** Opening GIVEN ENTRIES block **

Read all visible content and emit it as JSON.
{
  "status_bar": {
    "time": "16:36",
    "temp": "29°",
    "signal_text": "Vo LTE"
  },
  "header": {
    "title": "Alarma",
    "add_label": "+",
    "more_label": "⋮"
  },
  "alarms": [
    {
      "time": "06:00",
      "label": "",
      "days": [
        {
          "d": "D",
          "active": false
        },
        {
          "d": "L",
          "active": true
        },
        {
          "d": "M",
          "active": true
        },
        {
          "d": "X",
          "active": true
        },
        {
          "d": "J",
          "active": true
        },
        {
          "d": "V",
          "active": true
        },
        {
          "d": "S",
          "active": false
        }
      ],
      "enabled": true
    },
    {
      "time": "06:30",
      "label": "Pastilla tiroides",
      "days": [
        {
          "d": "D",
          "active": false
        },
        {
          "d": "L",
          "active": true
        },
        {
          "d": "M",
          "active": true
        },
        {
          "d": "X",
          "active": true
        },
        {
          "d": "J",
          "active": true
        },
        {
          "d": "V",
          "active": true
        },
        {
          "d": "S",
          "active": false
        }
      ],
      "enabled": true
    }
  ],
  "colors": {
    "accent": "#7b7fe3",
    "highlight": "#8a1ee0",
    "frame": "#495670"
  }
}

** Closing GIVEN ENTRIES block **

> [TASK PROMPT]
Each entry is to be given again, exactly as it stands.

> [ANSWER TO THE EXERCISE]
Read all visible content and emit it as JSON.
{
  "status_bar": {
    "time": "16:36",
    "temp": "29°",
    "signal_text": "Vo LTE"
  },
  "header": {
    "title": "Alarma",
    "add_label": "+",
    "more_label": "⋮"
  },
  "alarms": [
    {
      "time": "06:00",
      "label": "",
      "days": [
        {
          "d": "D",
          "active": false
        },
        {
          "d": "L",
          "active": true
        },
        {
          "d": "M",
          "active": true
        },
        {
          "d": "X",
          "active": true
        },
        {
          "d": "J",
          "active": true
        },
        {
          "d": "V",
          "active": true
        },
        {
          "d": "S",
          "active": false
        }
      ],
      "enabled": true
    },
    {
      "time": "06:30",
      "label": "Pastilla tiroides",
      "days": [
        {
          "d": "D",
          "active": false
        },
        {
          "d": "L",
          "active": true
        },
        {
          "d": "M",
          "active": true
        },
        {
          "d": "X",
          "active": true
        },
        {
          "d": "J",
          "active": true
        },
        {
          "d": "V",
          "active": true
        },
        {
          "d": "S",
          "active": false
        }
      ],
      "enabled": true
    }
  ],
  "colors": {
    "accent": "#7b7fe3",
    "highlight": "#8a1ee0",
    "frame": "#495670"
  }
}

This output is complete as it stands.